Coping with self managementBMJ 2016; 355 doi: https://doi.org/10.1136/bmj.i6442 (Published 30 November 2016) Cite this as: BMJ 2016;355:i6442
- Ceinwen Giles, director
- Shine Cancer Support
Patient activation, self management, shared decision making . . . all of these sound great. I would be very happy to self manage—if I could figure out how.
Seven years ago I was diagnosed with stage 4 diffuse large B cell lymphoma. Chemotherapy pushed the disease into remission but it also left me with long term side effects, one of which is a poorly functioning immune system. I can just about manage the immunoglobulin infusions, blood tests, flu jabs, and infections—but if you add anything else into the mix my carefully self managed house of cards collapses.

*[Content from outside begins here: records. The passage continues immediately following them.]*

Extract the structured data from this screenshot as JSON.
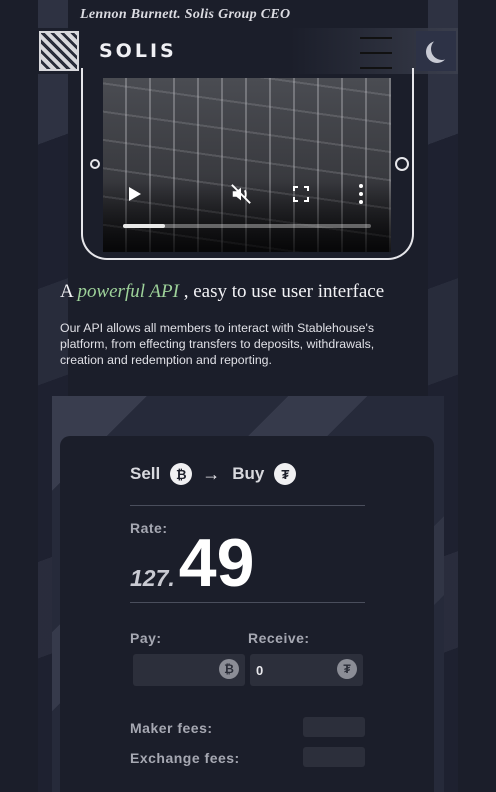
{
  "testimonial": {
    "text": "Lennon Burnett. Solis Group CEO"
  },
  "header": {
    "brand": "SOLIS",
    "menu_icon": "hamburger-menu-icon",
    "theme_icon": "moon-icon"
  },
  "video": {
    "controls": [
      "play-icon",
      "mute-icon",
      "fullscreen-icon",
      "more-icon"
    ],
    "progress": 0.17
  },
  "hero": {
    "headline_prefix": "A",
    "headline_accent": "powerful API",
    "headline_suffix": ", easy to use user interface",
    "description": "Our API allows all members to interact with Stablehouse's platform, from effecting transfers to deposits, withdrawals, creation and redemption and reporting."
  },
  "exchange": {
    "sell_label": "Sell",
    "sell_coin": "₿",
    "buy_label": "Buy",
    "buy_coin": "₮",
    "arrow": "→",
    "rate_label": "Rate:",
    "rate_integer": "127.",
    "rate_decimal": "49",
    "pay_label": "Pay:",
    "receive_label": "Receive:",
    "pay_value": "",
    "receive_value": "0",
    "maker_fees_label": "Maker fees:",
    "exchange_fees_label": "Exchange fees:",
    "colors": {
      "accent": "#9ed29a",
      "background": "#1b1e2a"
    }
  }
}
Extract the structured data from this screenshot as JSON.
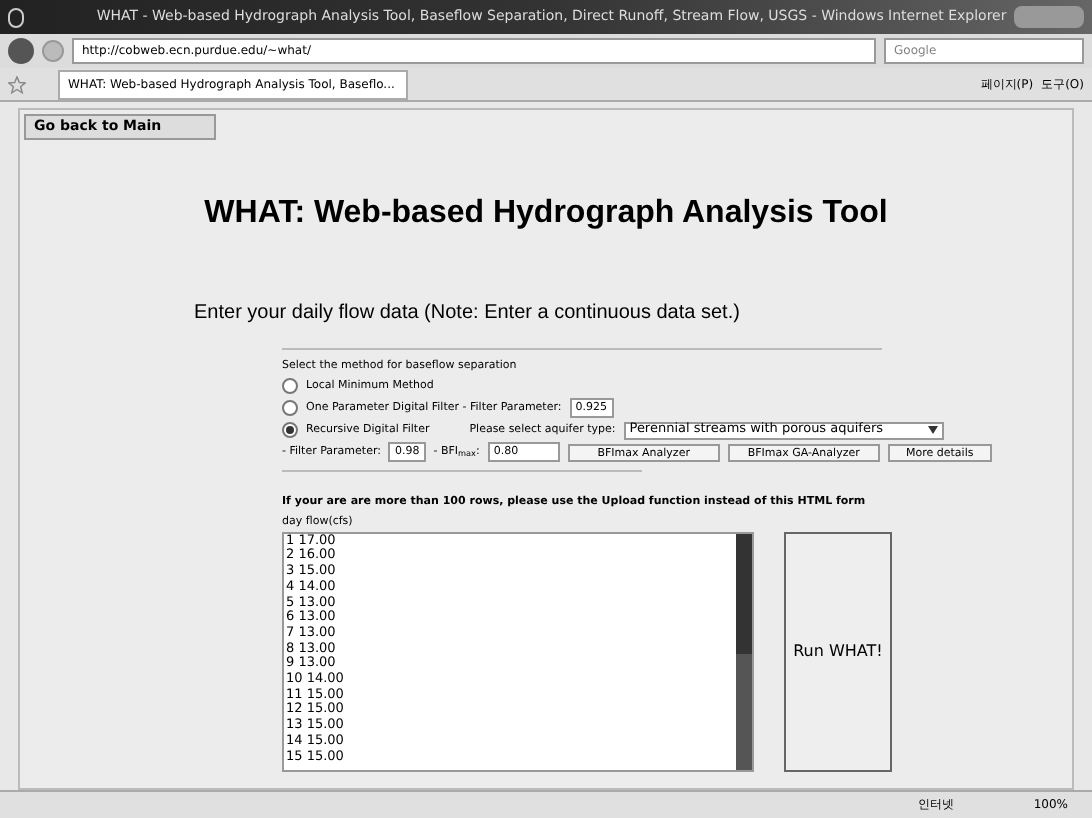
{
  "window": {
    "title": "WHAT - Web-based Hydrograph Analysis Tool, Baseflow Separation, Direct Runoff, Stream Flow, USGS - Windows Internet Explorer"
  },
  "address_bar": {
    "url": "http://cobweb.ecn.purdue.edu/~what/"
  },
  "search": {
    "placeholder": "Google"
  },
  "tab": {
    "label": "WHAT: Web-based Hydrograph Analysis Tool, Baseflo..."
  },
  "command_bar": {
    "page": "페이지(P)",
    "tools": "도구(O)"
  },
  "page": {
    "back_button": "Go back to Main",
    "heading": "WHAT: Web-based Hydrograph Analysis Tool",
    "instruction": "Enter your daily flow data (Note: Enter a continuous data set.)",
    "method_label": "Select the method for baseflow separation",
    "methods": [
      {
        "label": "Local Minimum Method",
        "selected": false
      },
      {
        "label": "One Parameter Digital Filter - Filter Parameter:",
        "selected": false,
        "value": "0.925"
      },
      {
        "label": "Recursive Digital Filter",
        "selected": true
      }
    ],
    "aquifer_label": "Please select aquifer type:",
    "aquifer_value": "Perennial streams with porous aquifers",
    "filter_label": "- Filter Parameter:",
    "filter_value": "0.98",
    "bfi_label": "- BFI",
    "bfi_sub": "max",
    "bfi_colon": ":",
    "bfi_value": "0.80",
    "buttons": [
      "BFImax Analyzer",
      "BFImax GA-Analyzer",
      "More details"
    ],
    "note": "If your are are more than 100 rows, please use the Upload function instead of this HTML form",
    "column_label": "day flow(cfs)",
    "data_lines": [
      "1 17.00",
      "2 16.00",
      "3 15.00",
      "4 14.00",
      "5 13.00",
      "6 13.00",
      "7 13.00",
      "8 13.00",
      "9 13.00",
      "10 14.00",
      "11 15.00",
      "12 15.00",
      "13 15.00",
      "14 15.00",
      "15 15.00"
    ],
    "run_button": "Run WHAT!"
  },
  "status_bar": {
    "zone": "인터넷",
    "zoom": "100%"
  }
}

Last summer, for example, I developed an unusual patch of skin on my leg. Years ago I had something similar and it turned out to be from an autoimmune condition. “Isn’t it strange,” I said to my immunology nurse, “that someone with a weak immune system would also develop an autoimmune condition?” Quite frankly I was a …